When you go to see a movie in a theater, people generally don't walk out when they get bored or uncomfortable. They power through. At home, you just change the channel.
This is the problem I see with many of this year’s Oscars movies: There is an inordinate number of very fine Best Picture nominees that you more have to suffer through than sit back and enjoy. They’re too long, too slow, too serious, too much for most mainstream filmgoers.
“Drive My Car,” for example, is an excellent Japanese film about a mysteriously widowed theater actor who goes to Hiroshima to direct an experimental production of Anton Chekhov's "Uncle Vanya." It incorporates Chekhov’s dialogue with Mandarin, Japanese, Tagalog and Korean Sign Language. It requires subtitles, and it runs three painstaking hours. In other words: My kind of film. I loved it. But how much buzz is a film like that going to generate among the masses on Oscars night?
“Don’t Look Up,” arguably the funnest (and funniest) movie on the list, is at heart an unpleasantly urgent call to action regarding the coming climate apocalypse. “Belfast” warmly recalls one of the most difficult chapters in that city’s history. Even “West Side Story,” which is arguably Steven Spielberg’s greatest movie, is a heavy load for the sheer weight of its tragic subject. (Which is another way of saying I pretty openly ugly-cried for the final half of the movie.)
Arguably, the most mainstream film of the bunch is also the most miraculous: “CODA,” with its groundbreaking exploration of an ordinary family, only one of whom can hear. The performances are revelatory. The story itself, though, is pretty run of the mill.
All of the nominees are worthy, compelling films. But with the field of possible Best Picture nominees expanded to 10, what the 2022 Oscars needed more than anything was an acknowledgement and inclusion of at least one film that actually fluttered moviegoers’ pulses over the past year. The top five films at the domestic box office in 2021, it might surprise the cinema elite to discover, were “Spider-Man: No Way Home,” “Shang-Chi and the Legend of the Ten Rings,” “Venom: Let There Be Carnage,” “Black Widow” and “F9: The Fast Saga.” The division between what is most popular and what is considered great art is pronounced right now.
Granted, three of the 10 Best Picture nominees are streamers, and “Don’t Look Up” has rewritten the record book for Netflix viewing, but the only Best Picture nominee to crack $100 million at the actual box office is “Dune” (second is “West Side Story” at $38 million). In the week leading up to Hollywood’s biggest night, the only Best Picture nominee in the current top 20 at the box office is “Licorice Pizza,” at No. 16.
Bottom line: Next Sunday, the Academy is going to deservedly celebrate the triumphant return of film and its unparalleled potential to educate us, challenge our beliefs, infuse our spirits and change our lives. And they will do it to a collective national yawn.

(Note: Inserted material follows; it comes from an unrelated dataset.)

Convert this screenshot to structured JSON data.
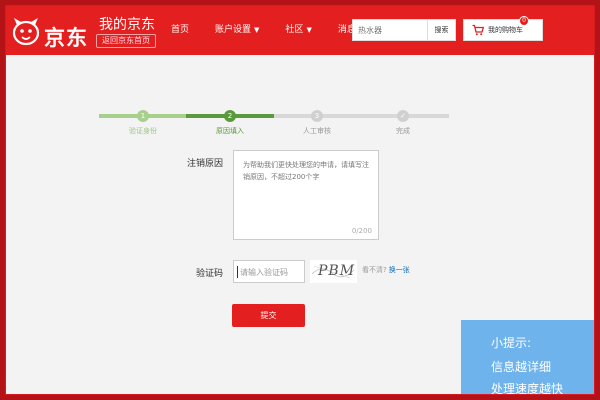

Just maybe, instead of indulging Paul Thomas Anderson’s “Licorice Pizza” – a truly creepy coming-of-age story about a 25-year-old woman who ultimately comes to understand that her soulmate is, in fact, a 16-year-old boy (imagine the outrage had those genders been reversed) – the Academy might have found its way to acknowledge that “Spider-Man: No Way Home” was, in fact, one of the 10 best films of last year. One that just happens to have generated $1.9 billion (with a b) at the box office ... so far.
Ironically enough, tossing those “Spider-Man” fans a bone with a deserved Best Picture nomination might have saved what is looking right now to be an unsavable – and sparsely watched – Oscars telecast.